AT the meeting on September 6, John Tilt spoke on limestone and grassland butterflies.

John is a butterfly expert and co-ordinator for the West Midlands branch of Butterfly Conservation.

He described the butterflies found on different types of grasslands, illustrated by fabulous photos.

Butterflies are either generalist feeders or specialists.

Worcestershire has nationally important neutral grassland and traditional meadows which are home to mainly generalist species including Green Hairstreak, Meadow Brown, Ringlet, Gatekeeper, Marbled White and Common Blue.

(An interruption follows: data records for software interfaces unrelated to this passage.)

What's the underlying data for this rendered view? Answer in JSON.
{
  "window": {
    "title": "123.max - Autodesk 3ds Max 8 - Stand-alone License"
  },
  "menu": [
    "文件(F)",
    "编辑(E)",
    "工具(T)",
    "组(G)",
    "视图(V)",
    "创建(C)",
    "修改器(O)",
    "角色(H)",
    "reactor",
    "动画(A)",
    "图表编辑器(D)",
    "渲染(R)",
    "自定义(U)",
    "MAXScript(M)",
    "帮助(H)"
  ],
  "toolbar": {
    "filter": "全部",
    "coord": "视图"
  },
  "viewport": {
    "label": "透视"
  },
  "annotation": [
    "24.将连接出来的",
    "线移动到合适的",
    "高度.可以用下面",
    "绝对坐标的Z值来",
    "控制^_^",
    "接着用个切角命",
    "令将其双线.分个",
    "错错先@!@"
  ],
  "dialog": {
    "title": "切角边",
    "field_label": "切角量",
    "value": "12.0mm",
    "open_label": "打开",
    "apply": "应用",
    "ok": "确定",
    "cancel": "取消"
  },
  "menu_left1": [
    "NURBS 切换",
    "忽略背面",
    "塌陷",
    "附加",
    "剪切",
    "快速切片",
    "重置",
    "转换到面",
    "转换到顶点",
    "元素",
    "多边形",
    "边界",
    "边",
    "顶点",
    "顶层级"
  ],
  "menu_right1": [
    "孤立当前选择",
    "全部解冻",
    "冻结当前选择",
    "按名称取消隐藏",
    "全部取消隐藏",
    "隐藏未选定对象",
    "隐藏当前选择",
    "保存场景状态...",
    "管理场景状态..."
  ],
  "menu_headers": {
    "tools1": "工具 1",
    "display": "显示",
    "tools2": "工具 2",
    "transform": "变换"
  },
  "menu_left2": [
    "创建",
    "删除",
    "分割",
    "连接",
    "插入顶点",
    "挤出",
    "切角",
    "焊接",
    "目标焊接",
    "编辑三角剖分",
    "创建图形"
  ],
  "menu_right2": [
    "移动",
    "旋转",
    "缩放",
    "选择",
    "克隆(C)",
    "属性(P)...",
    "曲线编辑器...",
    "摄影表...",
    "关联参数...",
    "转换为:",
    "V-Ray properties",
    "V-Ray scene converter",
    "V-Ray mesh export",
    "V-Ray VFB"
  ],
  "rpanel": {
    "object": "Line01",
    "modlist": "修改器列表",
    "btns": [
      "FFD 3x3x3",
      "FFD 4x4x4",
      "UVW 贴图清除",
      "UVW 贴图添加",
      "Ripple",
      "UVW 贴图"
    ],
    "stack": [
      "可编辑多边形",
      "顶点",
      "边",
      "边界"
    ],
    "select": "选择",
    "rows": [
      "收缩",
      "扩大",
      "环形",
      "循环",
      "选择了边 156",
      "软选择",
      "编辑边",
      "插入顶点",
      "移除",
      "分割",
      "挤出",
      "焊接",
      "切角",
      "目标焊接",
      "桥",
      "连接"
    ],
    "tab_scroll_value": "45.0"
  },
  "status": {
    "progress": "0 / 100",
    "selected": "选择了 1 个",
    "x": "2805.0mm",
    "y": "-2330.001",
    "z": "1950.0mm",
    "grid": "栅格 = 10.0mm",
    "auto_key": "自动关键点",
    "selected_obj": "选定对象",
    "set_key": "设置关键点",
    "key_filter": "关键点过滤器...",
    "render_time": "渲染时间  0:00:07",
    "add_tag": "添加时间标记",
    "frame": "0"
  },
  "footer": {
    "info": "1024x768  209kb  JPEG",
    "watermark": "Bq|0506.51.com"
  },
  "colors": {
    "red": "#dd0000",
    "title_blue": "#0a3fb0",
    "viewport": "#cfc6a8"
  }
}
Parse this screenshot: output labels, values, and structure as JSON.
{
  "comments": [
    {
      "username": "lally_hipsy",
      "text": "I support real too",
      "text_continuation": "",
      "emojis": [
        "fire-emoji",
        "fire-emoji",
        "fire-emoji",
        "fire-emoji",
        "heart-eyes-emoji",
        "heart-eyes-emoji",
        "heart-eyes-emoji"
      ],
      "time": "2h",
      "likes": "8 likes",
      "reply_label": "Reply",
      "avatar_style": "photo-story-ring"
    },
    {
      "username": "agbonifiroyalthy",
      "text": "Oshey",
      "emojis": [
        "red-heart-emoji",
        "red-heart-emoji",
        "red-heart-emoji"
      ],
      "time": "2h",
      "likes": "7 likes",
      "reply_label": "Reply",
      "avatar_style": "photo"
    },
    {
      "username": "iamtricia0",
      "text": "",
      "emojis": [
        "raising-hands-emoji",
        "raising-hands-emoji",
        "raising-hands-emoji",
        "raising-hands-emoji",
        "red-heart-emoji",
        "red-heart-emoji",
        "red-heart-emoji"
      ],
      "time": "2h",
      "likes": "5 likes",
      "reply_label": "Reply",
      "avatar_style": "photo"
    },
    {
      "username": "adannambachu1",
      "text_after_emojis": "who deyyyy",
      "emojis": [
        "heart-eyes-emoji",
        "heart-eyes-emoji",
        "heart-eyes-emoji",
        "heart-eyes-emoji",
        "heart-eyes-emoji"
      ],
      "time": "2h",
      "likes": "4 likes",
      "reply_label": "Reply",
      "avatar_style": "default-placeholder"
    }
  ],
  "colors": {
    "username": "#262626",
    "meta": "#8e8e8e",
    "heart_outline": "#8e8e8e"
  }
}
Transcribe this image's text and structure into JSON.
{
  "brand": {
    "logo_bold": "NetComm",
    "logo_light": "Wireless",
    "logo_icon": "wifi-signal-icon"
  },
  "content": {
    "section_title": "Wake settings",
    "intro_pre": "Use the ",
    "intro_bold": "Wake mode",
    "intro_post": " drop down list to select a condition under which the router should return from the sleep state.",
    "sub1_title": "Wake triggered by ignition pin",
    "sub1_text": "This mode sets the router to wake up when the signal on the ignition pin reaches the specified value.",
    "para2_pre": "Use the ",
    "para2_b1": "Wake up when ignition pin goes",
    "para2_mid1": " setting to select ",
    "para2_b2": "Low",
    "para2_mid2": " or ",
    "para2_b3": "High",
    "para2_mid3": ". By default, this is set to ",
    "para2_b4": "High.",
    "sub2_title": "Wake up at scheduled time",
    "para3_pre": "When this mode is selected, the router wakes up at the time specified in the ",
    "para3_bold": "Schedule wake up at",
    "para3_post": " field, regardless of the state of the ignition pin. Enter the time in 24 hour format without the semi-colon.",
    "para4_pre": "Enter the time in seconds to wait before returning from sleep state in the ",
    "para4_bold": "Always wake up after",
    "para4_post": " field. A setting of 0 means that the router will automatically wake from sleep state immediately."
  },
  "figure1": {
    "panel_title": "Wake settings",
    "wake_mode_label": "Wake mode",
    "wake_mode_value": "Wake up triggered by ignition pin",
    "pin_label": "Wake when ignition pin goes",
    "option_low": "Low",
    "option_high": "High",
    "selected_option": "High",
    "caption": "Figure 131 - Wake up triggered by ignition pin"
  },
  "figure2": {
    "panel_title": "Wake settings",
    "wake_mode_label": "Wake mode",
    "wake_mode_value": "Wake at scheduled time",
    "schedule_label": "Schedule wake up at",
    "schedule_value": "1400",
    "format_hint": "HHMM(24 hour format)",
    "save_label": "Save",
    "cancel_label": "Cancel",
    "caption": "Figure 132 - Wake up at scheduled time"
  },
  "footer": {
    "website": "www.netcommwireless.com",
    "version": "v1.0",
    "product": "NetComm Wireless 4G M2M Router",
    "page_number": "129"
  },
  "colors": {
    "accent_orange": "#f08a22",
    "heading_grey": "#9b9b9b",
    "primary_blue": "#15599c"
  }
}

Limestone grassland has specialists such as the Dingy Skipper, Duke of Burgundy (above), and Dark Green Fritillary, and support several species of Blues – (Chalkhill, Small, Large and Adonis), that require ants as part of their lifecycle.

The acid grasslands of the Malverns are notable for the Grayling, (a rare inland site), and the Small Heath and Small Copper are abundant on the Hills.

The High Brown Fritillary is no longer found on the Malverns, but its habitat has been restored and this rare butterfly could be reintroduced.

This hot summer has been good for butterfly numbers and there is evidence of butterflies adapting to climate change – the Marbled White’s range has moved north in recent years. However, food plants may not spread north at the same rate, which emphasises the need for careful monitoring of species.

The next meeting of the Malvern Group is Thursday, October 4, 7.30 pm in the Lyttleton Rooms, Church Street, Malvern. Gary Farmer will talk about ‘Grasshoppers and Bush Crickets of Worcestershire’.